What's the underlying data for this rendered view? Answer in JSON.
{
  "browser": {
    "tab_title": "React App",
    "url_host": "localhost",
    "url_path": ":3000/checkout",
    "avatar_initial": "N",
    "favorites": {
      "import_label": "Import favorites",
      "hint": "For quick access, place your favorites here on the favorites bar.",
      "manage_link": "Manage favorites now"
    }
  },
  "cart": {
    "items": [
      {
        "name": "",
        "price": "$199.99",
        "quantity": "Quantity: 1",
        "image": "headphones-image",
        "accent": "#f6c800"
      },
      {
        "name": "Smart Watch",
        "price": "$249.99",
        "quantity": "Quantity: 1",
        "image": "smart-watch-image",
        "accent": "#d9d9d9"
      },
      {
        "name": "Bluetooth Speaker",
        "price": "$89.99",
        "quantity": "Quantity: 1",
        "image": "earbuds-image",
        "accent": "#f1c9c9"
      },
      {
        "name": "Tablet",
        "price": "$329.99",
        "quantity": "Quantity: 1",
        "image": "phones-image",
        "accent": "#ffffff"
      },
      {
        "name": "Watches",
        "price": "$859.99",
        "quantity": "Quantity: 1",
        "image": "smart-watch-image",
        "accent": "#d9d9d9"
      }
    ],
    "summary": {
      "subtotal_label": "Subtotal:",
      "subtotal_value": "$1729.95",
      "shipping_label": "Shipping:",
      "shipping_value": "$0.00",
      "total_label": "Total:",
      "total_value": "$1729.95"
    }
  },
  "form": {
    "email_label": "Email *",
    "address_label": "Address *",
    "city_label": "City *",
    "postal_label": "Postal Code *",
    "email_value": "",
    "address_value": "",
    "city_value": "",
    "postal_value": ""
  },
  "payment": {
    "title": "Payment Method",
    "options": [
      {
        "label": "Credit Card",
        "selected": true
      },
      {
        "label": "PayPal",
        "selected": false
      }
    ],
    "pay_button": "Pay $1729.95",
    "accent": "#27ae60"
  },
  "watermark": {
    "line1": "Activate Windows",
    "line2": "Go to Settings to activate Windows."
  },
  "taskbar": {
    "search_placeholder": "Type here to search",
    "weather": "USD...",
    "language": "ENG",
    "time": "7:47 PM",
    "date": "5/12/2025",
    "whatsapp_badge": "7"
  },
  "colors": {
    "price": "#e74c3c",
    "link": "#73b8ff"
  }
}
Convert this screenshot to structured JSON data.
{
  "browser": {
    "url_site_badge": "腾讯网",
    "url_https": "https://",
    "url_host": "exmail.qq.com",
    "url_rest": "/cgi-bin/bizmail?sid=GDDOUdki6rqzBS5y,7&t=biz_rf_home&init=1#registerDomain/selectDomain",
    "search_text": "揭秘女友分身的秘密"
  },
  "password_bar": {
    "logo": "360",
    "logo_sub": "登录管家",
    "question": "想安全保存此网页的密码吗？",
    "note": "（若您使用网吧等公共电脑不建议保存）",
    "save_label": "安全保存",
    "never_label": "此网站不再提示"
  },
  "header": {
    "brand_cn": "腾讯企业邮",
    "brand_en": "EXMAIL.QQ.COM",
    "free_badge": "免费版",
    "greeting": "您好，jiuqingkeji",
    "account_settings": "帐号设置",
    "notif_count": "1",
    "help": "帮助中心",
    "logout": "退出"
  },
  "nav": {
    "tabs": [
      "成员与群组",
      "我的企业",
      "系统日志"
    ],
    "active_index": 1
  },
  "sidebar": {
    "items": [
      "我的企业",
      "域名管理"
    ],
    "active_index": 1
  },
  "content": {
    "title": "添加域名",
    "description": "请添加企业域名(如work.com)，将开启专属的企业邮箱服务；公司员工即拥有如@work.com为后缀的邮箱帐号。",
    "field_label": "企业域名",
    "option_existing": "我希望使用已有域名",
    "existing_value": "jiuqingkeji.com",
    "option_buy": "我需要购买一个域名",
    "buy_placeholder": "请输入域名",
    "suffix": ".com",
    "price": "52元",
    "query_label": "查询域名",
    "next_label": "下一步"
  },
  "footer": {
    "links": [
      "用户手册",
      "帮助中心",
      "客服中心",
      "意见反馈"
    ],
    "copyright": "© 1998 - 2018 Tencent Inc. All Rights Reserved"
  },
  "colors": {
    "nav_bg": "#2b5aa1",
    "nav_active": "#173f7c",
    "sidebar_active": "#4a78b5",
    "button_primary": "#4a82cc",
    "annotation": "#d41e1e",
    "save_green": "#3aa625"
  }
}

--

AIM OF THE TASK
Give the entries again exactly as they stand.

EXERCISE ANSWER
What's the underlying data for this rendered view? Answer in JSON.
{
  "browser": {
    "tab_title": "React App",
    "url_host": "localhost",
    "url_path": ":3000/checkout",
    "avatar_initial": "N",
    "favorites": {
      "import_label": "Import favorites",
      "hint": "For quick access, place your favorites here on the favorites bar.",
      "manage_link": "Manage favorites now"
    }
  },
  "cart": {
    "items": [
      {
        "name": "",
        "price": "$199.99",
        "quantity": "Quantity: 1",
        "image": "headphones-image",
        "accent": "#f6c800"
      },
      {
        "name": "Smart Watch",
        "price": "$249.99",
        "quantity": "Quantity: 1",
        "image": "smart-watch-image",
        "accent": "#d9d9d9"
      },
      {
        "name": "Bluetooth Speaker",
        "price": "$89.99",
        "quantity": "Quantity: 1",
        "image": "earbuds-image",
        "accent": "#f1c9c9"
      },
      {
        "name": "Tablet",
        "price": "$329.99",
        "quantity": "Quantity: 1",
        "image": "phones-image",
        "accent": "#ffffff"
      },
      {
        "name": "Watches",
        "price": "$859.99",
        "quantity": "Quantity: 1",
        "image": "smart-watch-image",
        "accent": "#d9d9d9"
      }
    ],
    "summary": {
      "subtotal_label": "Subtotal:",
      "subtotal_value": "$1729.95",
      "shipping_label": "Shipping:",
      "shipping_value": "$0.00",
      "total_label": "Total:",
      "total_value": "$1729.95"
    }
  },
  "form": {
    "email_label": "Email *",
    "address_label": "Address *",
    "city_label": "City *",
    "postal_label": "Postal Code *",
    "email_value": "",
    "address_value": "",
    "city_value": "",
    "postal_value": ""
  },
  "payment": {
    "title": "Payment Method",
    "options": [
      {
        "label": "Credit Card",
        "selected": true
      },
      {
        "label": "PayPal",
        "selected": false
      }
    ],
    "pay_button": "Pay $1729.95",
    "accent": "#27ae60"
  },
  "watermark": {
    "line1": "Activate Windows",
    "line2": "Go to Settings to activate Windows."
  },
  "taskbar": {
    "search_placeholder": "Type here to search",
    "weather": "USD...",
    "language": "ENG",
    "time": "7:47 PM",
    "date": "5/12/2025",
    "whatsapp_badge": "7"
  },
  "colors": {
    "price": "#e74c3c",
    "link": "#73b8ff"
  }
}
Convert this screenshot to structured JSON data.
{
  "browser": {
    "url_site_badge": "腾讯网",
    "url_https": "https://",
    "url_host": "exmail.qq.com",
    "url_rest": "/cgi-bin/bizmail?sid=GDDOUdki6rqzBS5y,7&t=biz_rf_home&init=1#registerDomain/selectDomain",
    "search_text": "揭秘女友分身的秘密"
  },
  "password_bar": {
    "logo": "360",
    "logo_sub": "登录管家",
    "question": "想安全保存此网页的密码吗？",
    "note": "（若您使用网吧等公共电脑不建议保存）",
    "save_label": "安全保存",
    "never_label": "此网站不再提示"
  },
  "header": {
    "brand_cn": "腾讯企业邮",
    "brand_en": "EXMAIL.QQ.COM",
    "free_badge": "免费版",
    "greeting": "您好，jiuqingkeji",
    "account_settings": "帐号设置",
    "notif_count": "1",
    "help": "帮助中心",
    "logout": "退出"
  },
  "nav": {
    "tabs": [
      "成员与群组",
      "我的企业",
      "系统日志"
    ],
    "active_index": 1
  },
  "sidebar": {
    "items": [
      "我的企业",
      "域名管理"
    ],
    "active_index": 1
  },
  "content": {
    "title": "添加域名",
    "description": "请添加企业域名(如work.com)，将开启专属的企业邮箱服务；公司员工即拥有如@work.com为后缀的邮箱帐号。",
    "field_label": "企业域名",
    "option_existing": "我希望使用已有域名",
    "existing_value": "jiuqingkeji.com",
    "option_buy": "我需要购买一个域名",
    "buy_placeholder": "请输入域名",
    "suffix": ".com",
    "price": "52元",
    "query_label": "查询域名",
    "next_label": "下一步"
  },
  "footer": {
    "links": [
      "用户手册",
      "帮助中心",
      "客服中心",
      "意见反馈"
    ],
    "copyright": "© 1998 - 2018 Tencent Inc. All Rights Reserved"
  },
  "colors": {
    "nav_bg": "#2b5aa1",
    "nav_active": "#173f7c",
    "sidebar_active": "#4a78b5",
    "button_primary": "#4a82cc",
    "annotation": "#d41e1e",
    "save_green": "#3aa625"
  }
}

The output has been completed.